Netflix’s retro-inspired sci-fi series, “Stranger Things” tells the story of worlds in collision, and a group of sinister, runaway government scientists who have unintentionally bridged the gap between two parallel universes. While we can be pretty sure our government has not, in fact, opened the portal between our world part of the multiverse, there is compelling scientific inspiration behind this plot premise. So compelling, that the U. S. Department of Energy released a statement explaining that they are not an evil, rogue organization researching monsters and parallel universes.
While it's unlikely that a gooey gray-green “upside-down” world of “Stranger Things” hovers just beneath our own, the idea of parallel or multiple universes is one that has been explored by theoretical physicists for decades.

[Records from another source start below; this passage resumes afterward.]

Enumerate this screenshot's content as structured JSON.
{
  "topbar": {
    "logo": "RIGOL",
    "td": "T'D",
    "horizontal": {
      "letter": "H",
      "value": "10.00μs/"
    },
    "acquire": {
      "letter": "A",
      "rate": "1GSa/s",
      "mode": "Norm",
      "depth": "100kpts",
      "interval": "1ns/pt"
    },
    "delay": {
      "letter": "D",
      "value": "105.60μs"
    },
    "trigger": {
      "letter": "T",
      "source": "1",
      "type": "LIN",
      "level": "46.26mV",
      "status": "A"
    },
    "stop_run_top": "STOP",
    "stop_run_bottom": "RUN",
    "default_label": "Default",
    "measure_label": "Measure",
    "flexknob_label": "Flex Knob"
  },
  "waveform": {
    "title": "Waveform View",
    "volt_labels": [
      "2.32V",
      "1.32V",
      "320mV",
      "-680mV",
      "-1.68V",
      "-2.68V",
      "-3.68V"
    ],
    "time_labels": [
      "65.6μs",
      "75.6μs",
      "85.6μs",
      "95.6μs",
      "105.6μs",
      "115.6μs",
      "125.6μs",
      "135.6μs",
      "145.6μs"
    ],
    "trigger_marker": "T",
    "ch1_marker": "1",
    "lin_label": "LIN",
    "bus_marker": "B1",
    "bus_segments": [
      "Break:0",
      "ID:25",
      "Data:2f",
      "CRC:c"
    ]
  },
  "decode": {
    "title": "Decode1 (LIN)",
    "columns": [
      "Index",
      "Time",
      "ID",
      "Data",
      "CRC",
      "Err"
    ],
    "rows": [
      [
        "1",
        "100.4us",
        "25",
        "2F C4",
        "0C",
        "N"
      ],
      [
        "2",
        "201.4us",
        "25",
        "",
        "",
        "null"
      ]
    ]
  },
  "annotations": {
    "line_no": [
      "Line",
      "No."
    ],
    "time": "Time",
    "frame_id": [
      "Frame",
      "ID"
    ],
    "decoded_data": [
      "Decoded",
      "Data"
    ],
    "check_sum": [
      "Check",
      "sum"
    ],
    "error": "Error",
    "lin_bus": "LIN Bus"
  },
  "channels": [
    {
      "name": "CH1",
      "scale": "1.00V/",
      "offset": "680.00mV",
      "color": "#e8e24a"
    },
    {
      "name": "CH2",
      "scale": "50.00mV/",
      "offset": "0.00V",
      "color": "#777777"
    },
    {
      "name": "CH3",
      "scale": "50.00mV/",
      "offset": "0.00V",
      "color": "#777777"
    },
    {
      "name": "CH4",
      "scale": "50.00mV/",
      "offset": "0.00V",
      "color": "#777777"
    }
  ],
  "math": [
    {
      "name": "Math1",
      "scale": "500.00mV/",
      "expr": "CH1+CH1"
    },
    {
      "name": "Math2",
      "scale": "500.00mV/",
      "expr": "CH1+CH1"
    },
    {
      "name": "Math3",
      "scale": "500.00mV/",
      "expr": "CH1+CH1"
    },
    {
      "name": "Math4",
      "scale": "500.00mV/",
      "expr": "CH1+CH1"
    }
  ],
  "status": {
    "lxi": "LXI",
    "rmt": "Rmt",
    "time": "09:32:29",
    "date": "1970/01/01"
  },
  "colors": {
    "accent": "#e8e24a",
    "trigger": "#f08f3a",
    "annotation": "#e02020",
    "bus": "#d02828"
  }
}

Parallel, though slightly varied worlds have been a theme in theoretical physics, and while there is no evidence that supports their existence, many scientists have attempted to use these ideas to explain quantum mechanics, and natural phenomena like gravity.
“Stranger Things” seems to be taking cues from physicist Hugh Everett’s “many worlds” theory. This theory posits that whenever someone “measures”, or observes something in the universe, such as ordering a cheese pizza instead of pepperoni, two separate realities spring from that moment. This is further evidenced by the fact that the rag tag bunch of boys’ science teacher, Mr. Clarke, references Everett’s theory.

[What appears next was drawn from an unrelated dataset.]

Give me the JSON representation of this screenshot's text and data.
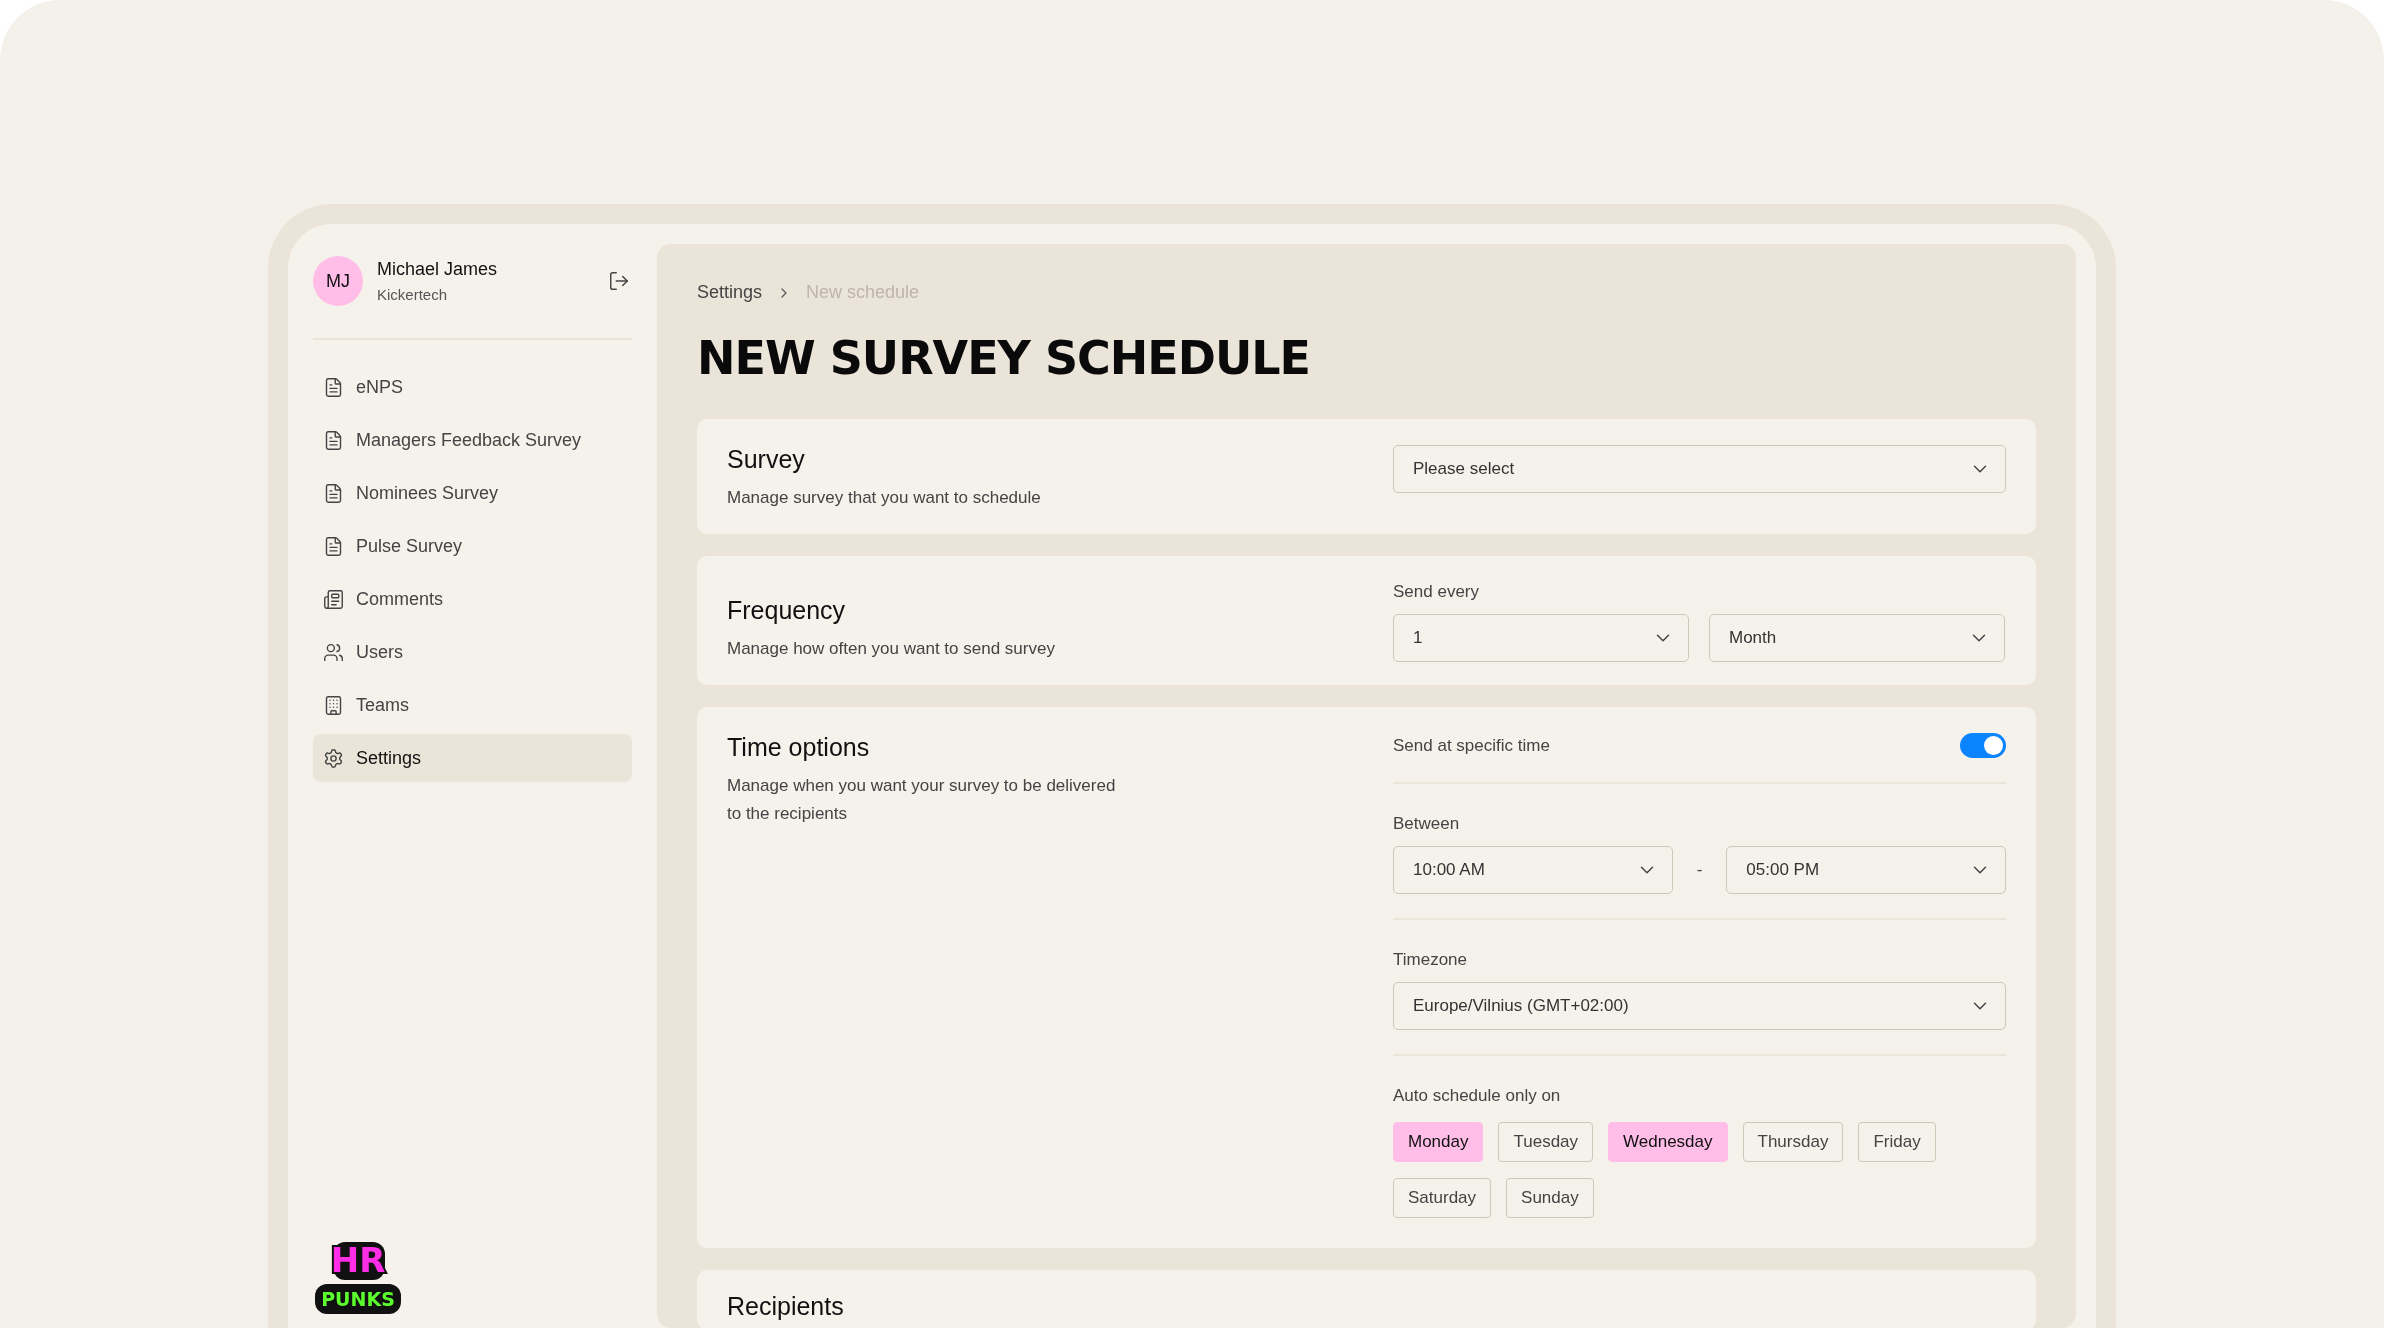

Unlike in “Stranger Things” these parallel universes are entirely separate, and cannot interact. So, no light-flickering monsters and whispers coming out of walls.
In a paper published in 2014, physicist Bill Poirier proposed a different version of this theory, called many interacting worlds theory. According to Poirier, these worlds can talk and interact with each other. Unlike Hawkins Indiana and it’s sinister twin “upside-down” world, our neighboring universes would be pretty similar to our own, and we’d be unable to travel between them. According to Poirier, universes would be layered one on another, with more similar worlds closer together, and more variant universes being farther away. On the off chance you were able to travel to a neighboring universe, it would be pretty similar to our world, probably no demogorgans or weird, fleshy snow.
Unfortunately for fans of “Stranger Things” there is no evidence of any such parallel world, though theoretical physicists are still positing potential theories involving multiple, or parallel universes.
Fortunately, this lack of scientific evidence likely won’t derail the creation of a season 2.